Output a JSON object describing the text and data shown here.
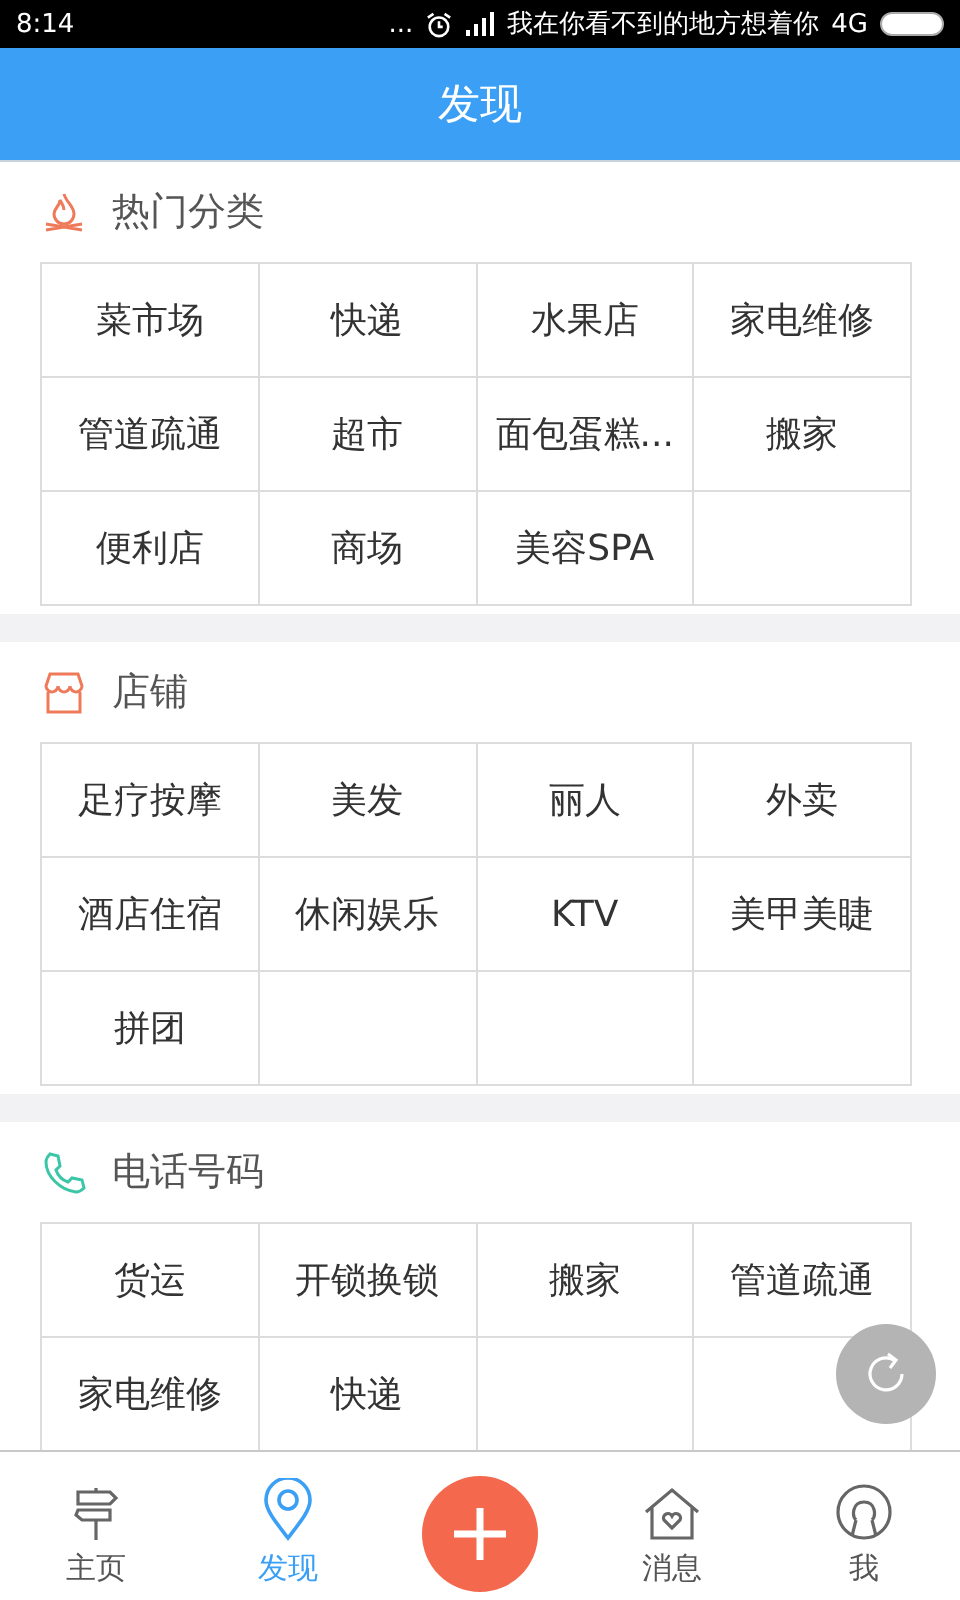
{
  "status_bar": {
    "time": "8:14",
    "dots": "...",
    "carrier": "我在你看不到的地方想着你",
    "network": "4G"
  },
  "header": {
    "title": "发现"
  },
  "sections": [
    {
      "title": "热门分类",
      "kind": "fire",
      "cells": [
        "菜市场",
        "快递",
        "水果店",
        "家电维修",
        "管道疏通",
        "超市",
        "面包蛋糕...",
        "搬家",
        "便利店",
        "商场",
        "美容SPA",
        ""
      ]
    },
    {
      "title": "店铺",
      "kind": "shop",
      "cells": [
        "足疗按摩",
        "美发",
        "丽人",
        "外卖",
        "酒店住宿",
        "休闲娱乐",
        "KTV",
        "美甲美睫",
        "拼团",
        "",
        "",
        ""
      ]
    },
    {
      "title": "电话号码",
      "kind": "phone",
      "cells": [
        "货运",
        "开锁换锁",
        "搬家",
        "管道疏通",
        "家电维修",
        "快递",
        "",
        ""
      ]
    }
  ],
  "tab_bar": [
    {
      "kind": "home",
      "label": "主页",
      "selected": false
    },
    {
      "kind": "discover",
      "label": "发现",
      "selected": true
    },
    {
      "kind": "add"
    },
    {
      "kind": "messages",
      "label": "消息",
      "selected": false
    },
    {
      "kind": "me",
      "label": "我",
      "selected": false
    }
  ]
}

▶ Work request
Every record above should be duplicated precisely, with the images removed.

▶ Expected output
Output a JSON object describing the text and data shown here.
{
  "status_bar": {
    "time": "8:14",
    "dots": "...",
    "carrier": "我在你看不到的地方想着你",
    "network": "4G"
  },
  "header": {
    "title": "发现"
  },
  "sections": [
    {
      "title": "热门分类",
      "kind": "fire",
      "cells": [
        "菜市场",
        "快递",
        "水果店",
        "家电维修",
        "管道疏通",
        "超市",
        "面包蛋糕...",
        "搬家",
        "便利店",
        "商场",
        "美容SPA",
        ""
      ]
    },
    {
      "title": "店铺",
      "kind": "shop",
      "cells": [
        "足疗按摩",
        "美发",
        "丽人",
        "外卖",
        "酒店住宿",
        "休闲娱乐",
        "KTV",
        "美甲美睫",
        "拼团",
        "",
        "",
        ""
      ]
    },
    {
      "title": "电话号码",
      "kind": "phone",
      "cells": [
        "货运",
        "开锁换锁",
        "搬家",
        "管道疏通",
        "家电维修",
        "快递",
        "",
        ""
      ]
    }
  ],
  "tab_bar": [
    {
      "kind": "home",
      "label": "主页",
      "selected": false
    },
    {
      "kind": "discover",
      "label": "发现",
      "selected": true
    },
    {
      "kind": "add"
    },
    {
      "kind": "messages",
      "label": "消息",
      "selected": false
    },
    {
      "kind": "me",
      "label": "我",
      "selected": false
    }
  ]
}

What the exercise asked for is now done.